Your business rates bill
The business rates financial year runs from 1 April to 31 March. You will be sent a bill at the beginning of each financial year.
You will automatically be given 10 monthly instalments (April to January) in which to pay the annual charge. However, if you wish your payments to be spread over 12 months, please contact us.
If your circumstances change, please let us know immediately, so that an adjusted bill can be issued.
Your bill is calculated by multiplying the rateable value of your property by the business rates multiplier. For more information about your Business Rates bill please see the explanatory notes below:
Business Rates Multiplier
There are two multipliers set by the Government each year. Normally each year the multiplier will only change by inflation.
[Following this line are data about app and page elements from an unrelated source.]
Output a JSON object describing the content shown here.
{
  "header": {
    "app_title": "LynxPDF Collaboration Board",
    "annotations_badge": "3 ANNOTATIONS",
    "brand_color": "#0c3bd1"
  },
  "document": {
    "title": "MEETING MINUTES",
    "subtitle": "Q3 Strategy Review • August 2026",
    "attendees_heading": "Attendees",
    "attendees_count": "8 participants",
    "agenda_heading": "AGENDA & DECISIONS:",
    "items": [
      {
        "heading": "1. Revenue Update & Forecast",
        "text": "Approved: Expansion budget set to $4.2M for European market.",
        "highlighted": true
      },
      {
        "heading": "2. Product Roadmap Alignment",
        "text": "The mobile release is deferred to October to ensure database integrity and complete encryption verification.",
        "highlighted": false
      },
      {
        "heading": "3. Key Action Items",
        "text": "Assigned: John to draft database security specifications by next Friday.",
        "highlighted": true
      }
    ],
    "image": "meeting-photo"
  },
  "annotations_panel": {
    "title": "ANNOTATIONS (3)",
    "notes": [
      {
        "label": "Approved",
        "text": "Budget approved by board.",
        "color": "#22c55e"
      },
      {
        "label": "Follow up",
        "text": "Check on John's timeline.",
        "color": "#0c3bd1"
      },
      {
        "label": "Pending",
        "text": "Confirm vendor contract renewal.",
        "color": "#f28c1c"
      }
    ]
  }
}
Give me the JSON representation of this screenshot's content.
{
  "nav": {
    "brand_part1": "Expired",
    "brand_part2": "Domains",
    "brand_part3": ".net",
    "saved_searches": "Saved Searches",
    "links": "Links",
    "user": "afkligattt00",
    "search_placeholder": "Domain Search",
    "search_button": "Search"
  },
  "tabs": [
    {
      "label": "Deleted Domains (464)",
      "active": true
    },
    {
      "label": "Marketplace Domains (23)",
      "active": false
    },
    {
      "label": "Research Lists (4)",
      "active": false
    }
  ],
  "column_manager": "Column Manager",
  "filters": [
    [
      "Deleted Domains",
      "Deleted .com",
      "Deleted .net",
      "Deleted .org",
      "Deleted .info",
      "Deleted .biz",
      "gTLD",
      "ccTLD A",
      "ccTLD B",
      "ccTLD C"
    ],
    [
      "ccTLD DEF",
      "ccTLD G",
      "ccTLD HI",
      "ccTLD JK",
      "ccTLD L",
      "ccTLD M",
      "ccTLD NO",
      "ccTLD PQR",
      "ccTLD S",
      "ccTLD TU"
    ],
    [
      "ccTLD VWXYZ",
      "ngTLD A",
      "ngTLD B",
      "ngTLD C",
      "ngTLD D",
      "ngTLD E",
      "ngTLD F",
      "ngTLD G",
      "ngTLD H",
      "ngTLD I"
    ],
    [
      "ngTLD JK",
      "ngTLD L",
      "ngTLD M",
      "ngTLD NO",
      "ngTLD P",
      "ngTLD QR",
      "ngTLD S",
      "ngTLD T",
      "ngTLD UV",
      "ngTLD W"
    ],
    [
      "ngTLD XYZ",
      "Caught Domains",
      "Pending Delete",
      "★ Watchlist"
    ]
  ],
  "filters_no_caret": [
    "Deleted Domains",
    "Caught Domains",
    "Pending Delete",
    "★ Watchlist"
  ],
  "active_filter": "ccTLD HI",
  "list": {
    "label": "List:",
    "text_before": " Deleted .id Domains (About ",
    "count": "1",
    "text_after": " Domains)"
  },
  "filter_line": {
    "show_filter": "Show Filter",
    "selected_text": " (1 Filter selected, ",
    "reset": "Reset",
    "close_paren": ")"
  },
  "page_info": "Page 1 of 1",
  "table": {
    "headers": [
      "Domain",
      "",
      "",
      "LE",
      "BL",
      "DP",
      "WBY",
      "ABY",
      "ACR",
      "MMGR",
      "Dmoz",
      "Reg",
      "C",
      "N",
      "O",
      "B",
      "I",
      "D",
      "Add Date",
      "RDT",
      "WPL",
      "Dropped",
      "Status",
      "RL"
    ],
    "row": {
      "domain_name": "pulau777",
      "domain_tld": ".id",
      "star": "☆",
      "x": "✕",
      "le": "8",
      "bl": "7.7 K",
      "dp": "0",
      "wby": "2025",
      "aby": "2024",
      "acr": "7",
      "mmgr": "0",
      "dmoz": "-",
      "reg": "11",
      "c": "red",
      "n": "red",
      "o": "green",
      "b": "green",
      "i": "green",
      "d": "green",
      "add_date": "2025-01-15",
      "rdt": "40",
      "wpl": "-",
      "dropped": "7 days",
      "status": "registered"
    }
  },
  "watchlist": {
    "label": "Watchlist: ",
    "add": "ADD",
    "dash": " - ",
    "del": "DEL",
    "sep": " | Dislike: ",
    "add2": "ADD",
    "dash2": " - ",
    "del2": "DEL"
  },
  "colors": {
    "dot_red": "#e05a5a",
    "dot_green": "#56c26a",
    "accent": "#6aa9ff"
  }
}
However where a revaluation occurs, the multiplier will also be adjusted to take into account the change in total rateable value between the old and the new Valuation List.
For 2019/20, the standard multiplier is 50.4p and the small business multiplier is 49.1p.
For 2020/21, the standard multiplier is 51.2p and the small business multiplier is 49.9p.
The Small Business Multiplier is used where a property:
- is occupied, and
- has a rateable value of less than £51,000, and
- is not in receipt of a Mandatory Relief
If the above three criteria are not met, the standard multiplier will be used to calculate your bill.
Each business property has a rateable value which is set by the valuation officers of the Valuation Office Agency (VOA), an agency of HM Revenue & Customs. The rateable value broadly represents the yearly rent the property could have been let for on the open market on a particular date.
The rateable value of your property will be shown on the front of your bill. You can also check your rateable value online.
Appealing against your rateable value
You can appeal against the valuation, but only if your rateable value is incorrect. This would be due to a material change in the property's circumstances:
- a change in its physical state of use
- a physical change in the locality
- a change in the use of a neighbouring property
To make an appeal, please contact the Valuation Office Advice Line on 03000 501 501.
Legally, rates are payable even if an appeal is underway. Any rates overpaid will be refunded and credited, with interest where appropriate.
Ratepayers do not have to be represented in discussions about their rateable value or their rates bill. Appeals against rateable values can be made free of charge.
However, ratepayers who do wish to be represented should be aware that members of the Royal Institution of Chartered Surveyors (RICS) and the Institute of Revenues Rating and Valuation (IRRV) are qualified and are regulated by rules of professional conduct designed to protect the public from misconduct.
Before you employ a rating adviser, you should check that they have the necessary knowledge and expertise, as well as appropriate indemnity insurance. Take great care and, if necessary, seek further advice before entering into any contract.
Revaluation and Transitional Arrangements
At revalutation, the Valuation Office Agency (VOA) adjusts the rateable value of business properties to reflect changes in the property market.
It usually happens every 5 years. The most recent revaluation came into effect in England and Wales on 1 April 2017, based on rateable values from 1 April 2015.
Property values normally change a good deal between each revaluation. Transitional arrangements help to phase in the effects of these changes by limiting the amount by which a bill may rise following a revaluation. To help pay for the limits on increases in bills after revaluation, there also have to be limits on reductions in bills.
Under the transitional scheme, limits (value of x) continue to apply to yearly increases and decreases until the full amount is due (rateable value times multiplier). The inflation element for 2020/21 is 1.02 (Value of Q).
The table below shows transitional arrangements following the 2017 revaluation. Upwards caps show the maximum percentage by which your bill can increase. Downwards caps show the maximum percentage by which your bill can decrease.
Small property - rateable value £1 to £20,000
Medium property - rateable value £20,001 to £100,000
Large property - rateable value £101,000 and above
The scheme applies only to the bill based on a property at the time of the revaluation. If there are any changes to the property after 1 April 2017, transitional arrangements will not normally apply. Changes to your bill as a result of other reasons (such as changes to your Small Business Rate Relief) are not covered by the transitional arrangements.
Transitional arrangements are applied automatically and are shown on the front of your bill.